Movie Review – The Little Hours
Category : Movie Review
Director: Jeff Baena
The Little Hours may be the closest we’ll get to a modern day Monty Python movie, and it does the ridiculous, irreverent, anti-religious, pro-sexualized comedy troupe justice with its wit & its homage. Catholic organizations came out to publicly criticize this film, calling it pure trash, showing that it hit its mark, and only serving to make me want to see it all the more. I love Monty Python, I love sticking it to organized religion, and I love when films can take a “pure” setting and can show us just how impure people can be. This movie takes a comedic approach to actually reach a serious conclusion; that the world deserves to be made fun of, that people are generally idiots, and that nothing is above our ridicule.

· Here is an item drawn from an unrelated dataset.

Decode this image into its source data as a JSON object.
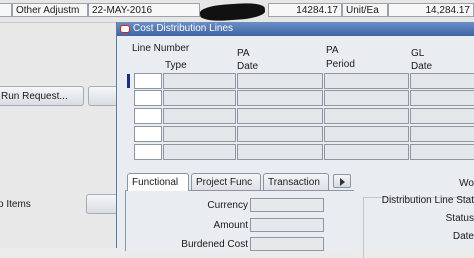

In a castle in the Middle Ages, a young servant finds himself in deep water when he sleeps with his master’s wife and is discovered in her bed. Fleeing into the countryside to escape certain death, he stumbles upon a silly Father who invites him back to the local nunnery to work in the gardens and be of whatever service God requires. But the sisters there aren’t your typical nuns, and they haven’t seen a boy in quite some time. Alessandra just wants to get married, her father keeping her boarded until the proper time. Fernanda is a bad girl, sneaking off and doing who-knows-what in the night. Ginerva is a tattle teller, but wishes to experience all the things she is afraid of. Combined, there are too many hormones for religion to control, and things will get messy.
This is a movie that I immediately wanted to watch again, not because it was perfection, but rather because it was so audacious that I assumed I would laugh even more the second time through after the element of surprise had passed. It’s subtle sometimes, blatant others, but always carries a humor that I appreciated, a Python-esque disregard for the socially acceptable that makes some people uncomfortable but cracks me straight up. It’s not as stupid as Your Highness or films like that, it’s more a modernization of an old novel, a thrusting in our faces of the reality of a time & people that we’d like to assume the best of but should probably expect the worst from. Reilly, Shannon, Armisen, Offerman; the grownups stole the show, their comedy flowing superbly through the story, the kids providing the action but the adults sowing the seeds. I really would watch Little Hours again; it was both that good and that intriguing.
My rating: ☆ ☆ ☆ ☆